    Second, set an initial bearing, then look in the opposite direction. Sight a landmark along this line, call it A. Now look forward, sight another landmark, some distance away but in clear view, and call it B. Now walk to B. Turn around, and re-sight A. This gets you realigned on your original heading. Now turn 180 degrees, and repeat the process with a new landmark C. Continue this as long as you want to walk in a straight line.

  9. #9
    Confused Magos's Avatar
    Join Date
    Sep 2001
    Location
    Sweden
    Posts
    3,145
    Slightly offtopic, but related. I recently watched LotR-TT again, and Frodo/Sam said they were lost finding their way to Mordor when they clearly see mount Doom in the distance, which is their target. And still they walk in circles. No, I have no point with this post .
    MagosX.com

    Give a man a fish and you feed him for a day.
    Teach a man to fish and you feed him for a lifetime.

  10. #10
    Registered User
    Join Date
    Dec 2006
    Location
    Scranton, Pa
    Posts
    252
    I got lost only once in my life, on an unfamiliar mountaintop while hunting. Found a comfortable dead log, leaned back and fell asleep. When I awoke, I was disoriented and couldn't ascertain from which direction I came (it was just about dark by now).

    To cut it short, I picked a direction and started walking. I'm fairly certain that I was walking in a straight line since I eventually descended onto a roadway (about 2 hrs later), albeit I did a 180 and headed down the wrong side of the mountain.

  11. #11
    Unregistered User Yarin's Avatar
    Join Date
    Jul 2007
    Posts
    1,665
    I've never done that before, and I don't think very many people do. It's the movies; what would a movie be with reality in it? It you have a set destination, you can get there, even if you have to manouver past things. Even if you arn't right on target, that last thing you'll do is walk [u]against[u] your desired course. Unless of course, you're messed up or a little coo-coo, but again, that's the movies for you.
    A class that doesn't overload all operators just isn't finished yet. -- SmugCeePlusPlusWeenie
    A year spent in artificial intelligence is enough to make one believe in God. -- Alan J. Perlis

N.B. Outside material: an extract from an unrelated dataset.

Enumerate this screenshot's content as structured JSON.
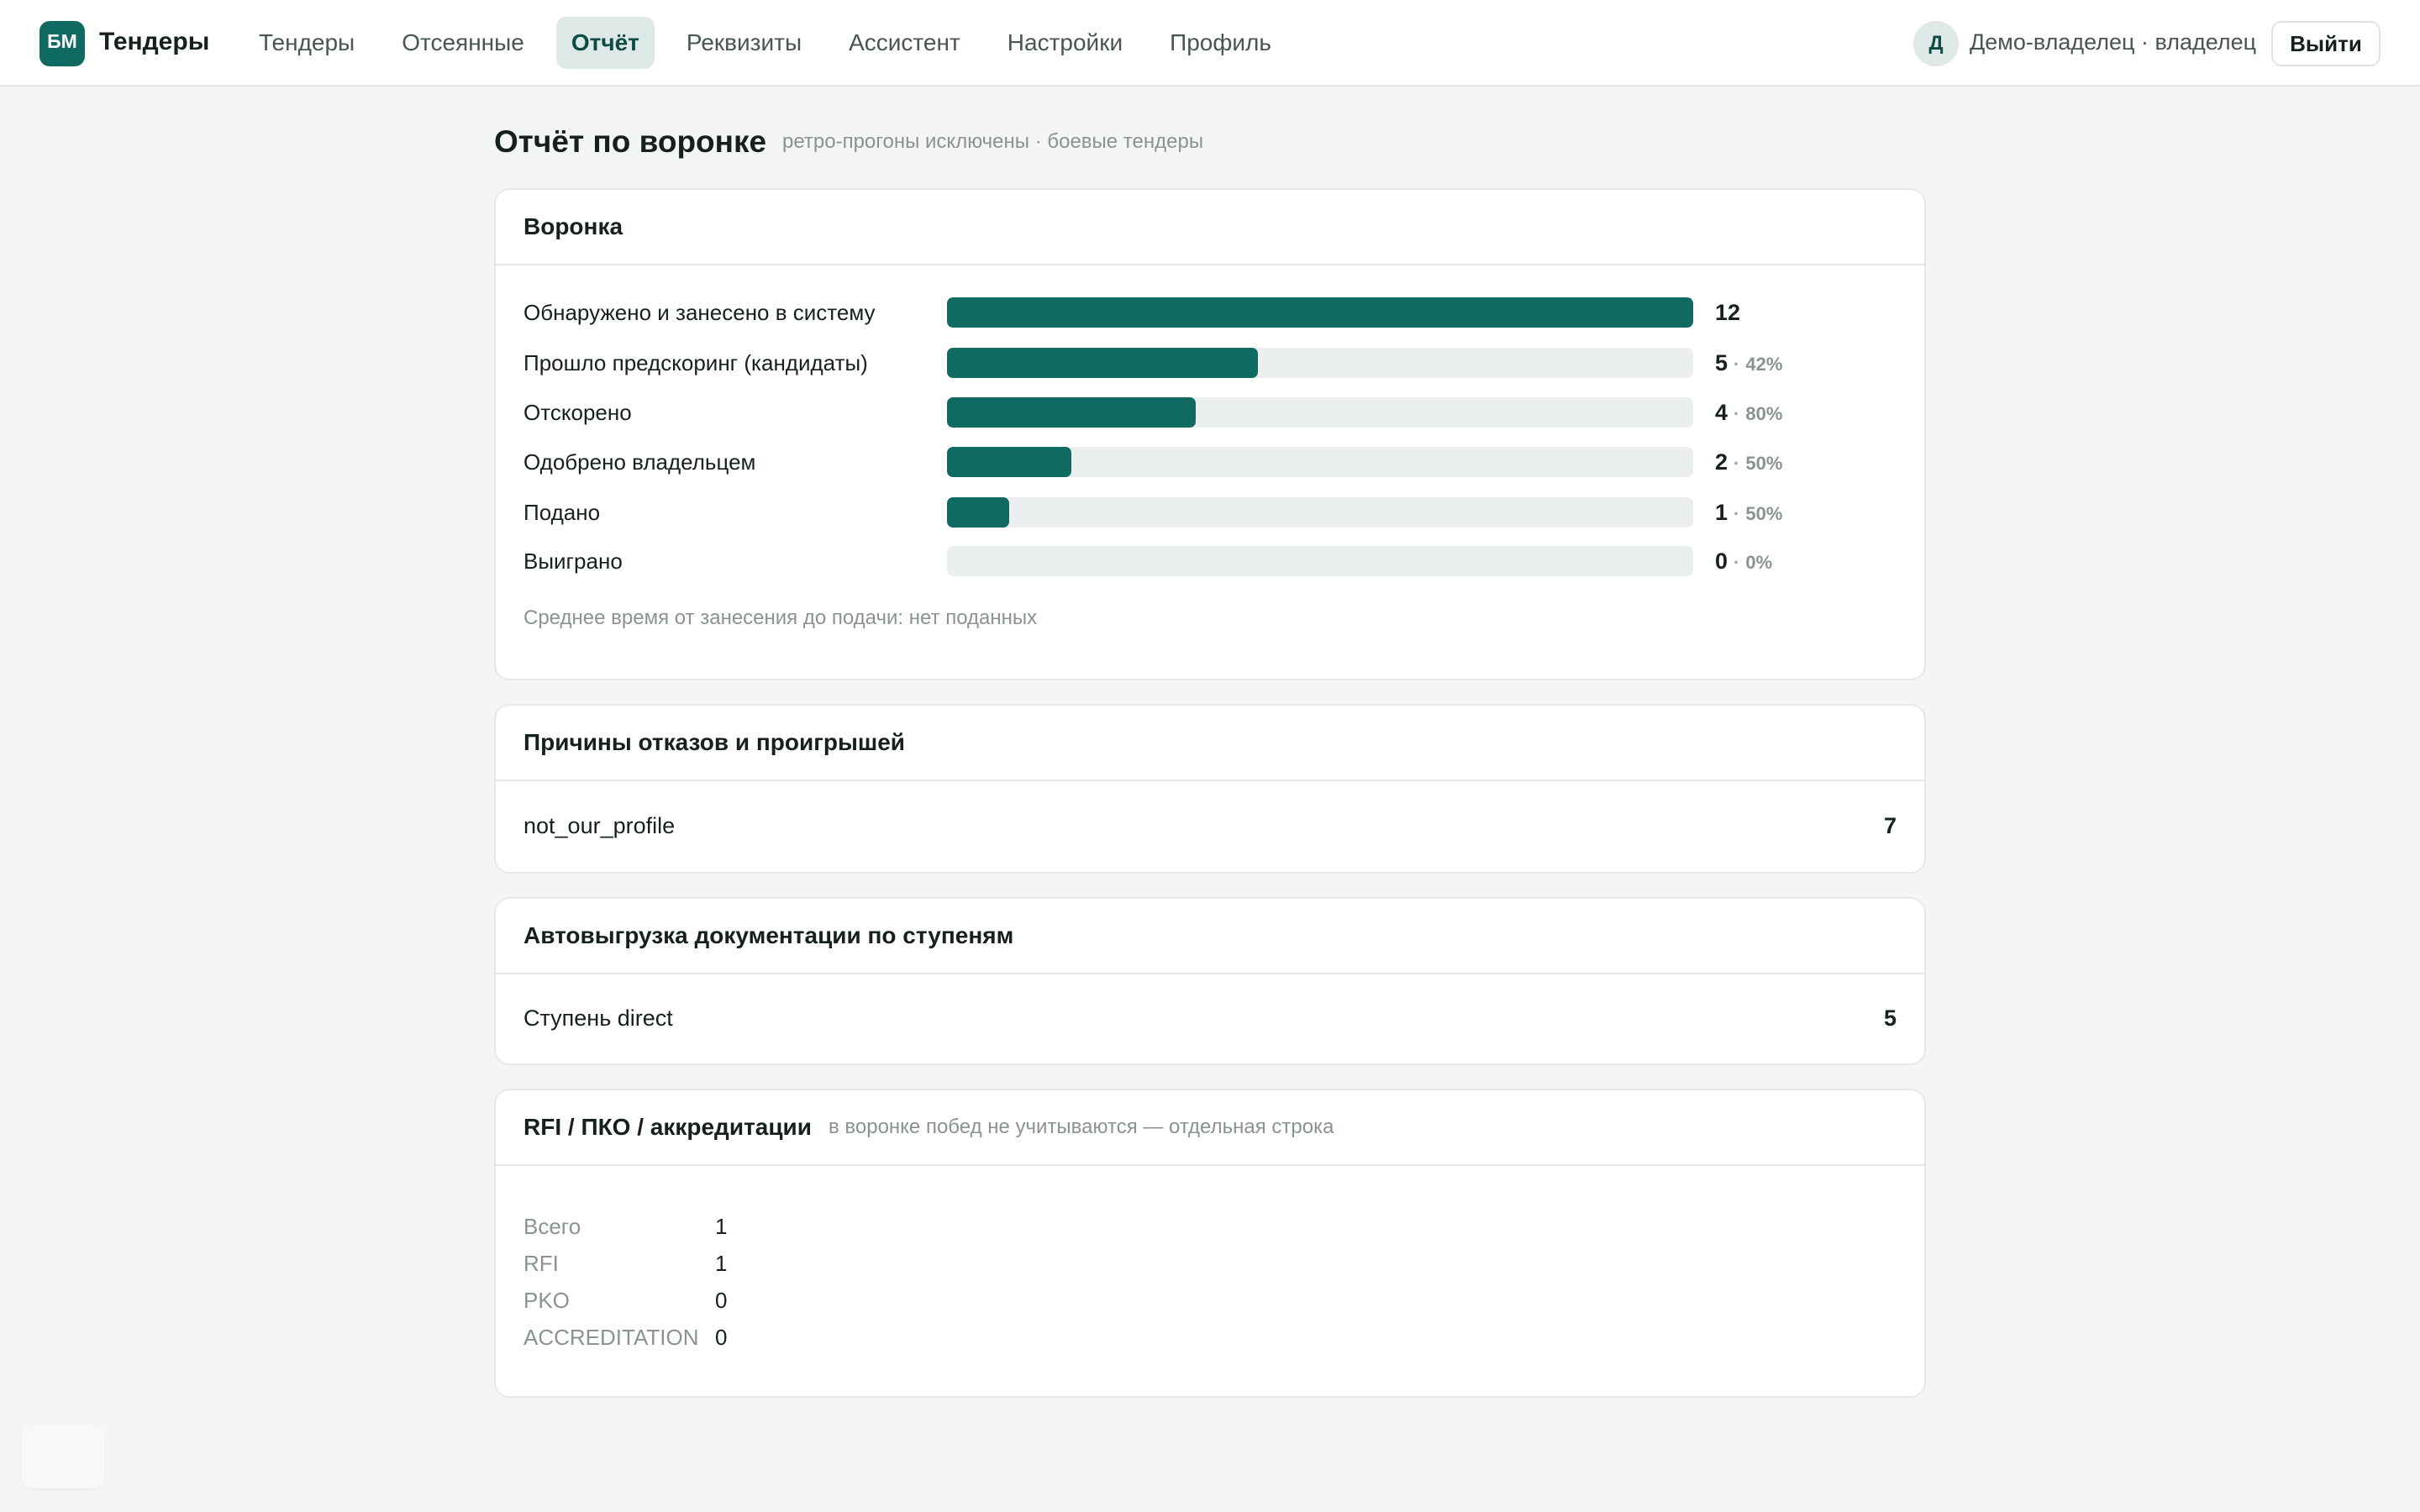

  12. #12
    Unregistered User Yarin's Avatar
    Join Date
    Jul 2007
    Posts
    1,665
    And the thing about the dominate leg, I'm pretty sure we subconsciously compensate for that.
    A class that doesn't overload all operators just isn't finished yet. -- SmugCeePlusPlusWeenie
    A year spent in artificial intelligence is enough to make one believe in God. -- Alan J. Perlis

  13. #13
    Kernel hacker
    Join Date
    Jul 2007
    Location
    Farncombe, Surrey, England
    Posts
    15,677
    I think it's likely that you'd (more often) walk in circles if the landscape is relatively feature-less, such as flat snowy landscape, or a forest full of similar looking trees (plantation).

    --
    Mats
    Compilers can produce warnings - make the compiler programmers happy: Use them!
    Please don't PM me for help - and no, I don't do help over instant messengers.

  14. #14
    Ethernal Noob
    Join Date
    Nov 2001
    Posts
    1,901
    I always wondered why one pant leg went further down than the other.

  15. #15
    Dr Dipshi++ mike_g's Avatar
    Join Date
    Oct 2006
    Location
    On me hyperplane
    Posts
    1,218
    If one leg was 9" shorter than the other how big would the circle that you walk in be?

    They should put that in maths exams

Page 1 of 2 12 LastLast
Popular pages Recent additions subscribe to a feed

1 2 3 4 5 6 7 8 9 10 11 12 13 14 15 16 17 18 19 20 21